Repairing Fuel Tank

Hull and Fuel Tank Damage

I knew before purchase that there was a problem with the hull. There was a wet look to an area at the bottom of the keel. It turns out the boat was probably dropped at one point, by a wave or during transport. The impact pushed the keel bottom upward cracking the concrete filler and pushing the filler up into the FRP fuel tank and separating it from the side of the hull. The impact also separated a fuel baffel from the hull side (which is also the tank side).

Diagram of damage to hull and fuel tank. (above) I plan to cut out two baffles and laminate a new tank section out of epoxy and fiberglass. The inside of the tank is fairly clean and looks like it will give a nice surface for the new laminate to grip. I will grind with 36 grit snadpapter to give it an even better grip and then apply 4 or 5 layers of fiberglass.

Fuel Tank Repair

I spent about an hour grinding the inside of the fuel tank with 24 and 36 grit using a 4.5 inch disc sander. Very hot and dusty. Had my tyveck suit on and full face mask repirator for protection. My long sleeves pulled up a bit and I got a painful dose of fiberglass shards in my arm. It cleaned up pretty good and I think I will get a very good bond between the old and new fiberglass. I can clearly see the cracked fiberglass along the bottom of the tank. Pic below.

You can see the many cracks in the tank laminate.
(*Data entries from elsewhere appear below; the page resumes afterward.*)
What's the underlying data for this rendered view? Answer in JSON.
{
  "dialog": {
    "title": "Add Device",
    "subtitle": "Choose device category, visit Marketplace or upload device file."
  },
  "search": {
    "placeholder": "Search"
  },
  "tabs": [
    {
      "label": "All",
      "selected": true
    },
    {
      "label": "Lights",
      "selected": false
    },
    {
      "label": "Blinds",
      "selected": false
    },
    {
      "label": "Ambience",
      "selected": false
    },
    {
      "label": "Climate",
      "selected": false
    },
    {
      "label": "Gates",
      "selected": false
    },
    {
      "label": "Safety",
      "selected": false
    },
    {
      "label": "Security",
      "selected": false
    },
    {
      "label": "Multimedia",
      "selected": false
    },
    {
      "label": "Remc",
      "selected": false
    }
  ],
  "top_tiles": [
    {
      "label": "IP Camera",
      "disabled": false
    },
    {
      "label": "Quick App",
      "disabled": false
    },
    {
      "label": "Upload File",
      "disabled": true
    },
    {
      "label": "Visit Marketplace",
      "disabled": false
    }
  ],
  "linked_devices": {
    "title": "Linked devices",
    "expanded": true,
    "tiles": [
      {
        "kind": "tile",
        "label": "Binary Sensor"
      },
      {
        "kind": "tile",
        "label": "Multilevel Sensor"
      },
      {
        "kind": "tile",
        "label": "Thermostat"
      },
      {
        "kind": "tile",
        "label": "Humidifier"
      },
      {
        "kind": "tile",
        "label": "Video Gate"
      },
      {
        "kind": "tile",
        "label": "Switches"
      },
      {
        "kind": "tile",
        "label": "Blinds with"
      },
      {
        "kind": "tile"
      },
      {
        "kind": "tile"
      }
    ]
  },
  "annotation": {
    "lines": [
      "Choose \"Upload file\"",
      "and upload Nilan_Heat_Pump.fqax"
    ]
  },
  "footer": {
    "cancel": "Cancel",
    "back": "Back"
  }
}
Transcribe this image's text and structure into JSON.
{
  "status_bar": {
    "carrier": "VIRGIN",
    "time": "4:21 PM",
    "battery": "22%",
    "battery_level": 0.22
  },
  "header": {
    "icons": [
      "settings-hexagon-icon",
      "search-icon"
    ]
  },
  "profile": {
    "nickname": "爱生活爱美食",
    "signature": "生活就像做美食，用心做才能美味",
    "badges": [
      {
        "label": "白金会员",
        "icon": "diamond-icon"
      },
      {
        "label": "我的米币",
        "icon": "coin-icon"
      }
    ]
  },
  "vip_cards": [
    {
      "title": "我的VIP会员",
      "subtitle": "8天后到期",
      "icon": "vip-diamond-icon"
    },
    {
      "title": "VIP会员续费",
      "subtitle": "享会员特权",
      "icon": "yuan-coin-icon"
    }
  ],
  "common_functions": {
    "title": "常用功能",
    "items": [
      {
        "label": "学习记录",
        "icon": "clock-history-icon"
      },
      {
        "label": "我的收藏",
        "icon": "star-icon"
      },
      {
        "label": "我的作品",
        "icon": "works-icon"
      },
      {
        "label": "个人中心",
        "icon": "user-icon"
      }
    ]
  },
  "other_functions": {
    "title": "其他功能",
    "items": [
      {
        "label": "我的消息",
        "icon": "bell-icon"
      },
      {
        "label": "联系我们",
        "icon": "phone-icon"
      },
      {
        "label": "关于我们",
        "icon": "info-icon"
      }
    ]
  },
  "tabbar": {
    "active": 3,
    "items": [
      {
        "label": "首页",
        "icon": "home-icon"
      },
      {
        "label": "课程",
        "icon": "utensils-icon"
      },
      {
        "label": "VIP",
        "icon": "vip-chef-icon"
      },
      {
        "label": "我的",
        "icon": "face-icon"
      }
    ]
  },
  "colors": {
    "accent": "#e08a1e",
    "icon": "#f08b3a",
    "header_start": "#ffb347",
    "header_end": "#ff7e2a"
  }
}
The fractures are darker from diesel seeping into the laminate.

I previously thought the damage to the fuel tank was contained between two tank baffles in one compartment, but after a closer look, I realized that it goes into two more compartments. This really complicates things. Now I will cut the top off the fuel tank and cut out two baffles. This is probably the best way to solve this problem and I am happy I am doing it. Cutting the top off will give me more room to work, will allow me to see all the damage and fix the problem correclty. I used a 4 inch rotary grinder with a diamond blade attached. It took about 30 minutes. Pics below.

I finished grinding out most of the gelcoat inside the fuel tank. Looks like the gelcoat is a good barrier to diesel. I could see very little, if any, diesel absorption into the laminate underneath the gelcoat, except where the laminate was cracked. Then it looks like the diesel can run laterally through the laminate a saturate the laminate. I say this because where the laminate is cracked, there is a brown stain throughout the laminate. I am assuming this is from the diesel. Pics below of the prepped fuel tank and of the baffles and tank top that I cut out with a 4 inch grinder with a diamond blade.

9/11/2010 Fuel Tank Repair

I had precut my fiberglass, organized the work area, called a friend, and was up and ready to work at 7 am. It took 11 hours of work to get the tank back in pretty good shape. I layed down 6 oz. glass along the bend on the bottom on both sides of the tank. Started with 1 inch tape and worked it up the 12 inch tape. That took 15 layers. Then I went to 18 oz roving and tried to lay 41x50 inch pieces. I quickly found that I couldn't lay it down nice, it was to large to handle, so I cut them down to 20x16 inch pieces and staggered. That worked much better. I put on about 6 layers on bottom and up the side half way. I lay 2 layers of roving the rest of the way to the top of the tank. I then placed the baffles back in place, placing them on a piece of foam to lift them up off the bottom 1/4 inch and placed a foam piece on each side to jam it in place. I then bonded the baffles in place using 6 inch wide tape. I used epoxy on all the lay up. The worst part was keeping the sweat from dripping in the work and the very uncomfortable position I was in for such a long period. Pics below.

Standing in the bilge, contorting my body thru the hatch and leaning over the fuel tank, I start the tank repair.

Final product with baffles taped in place. If this doesn't work, well I don't know what would. All I lack now is taping the top back on.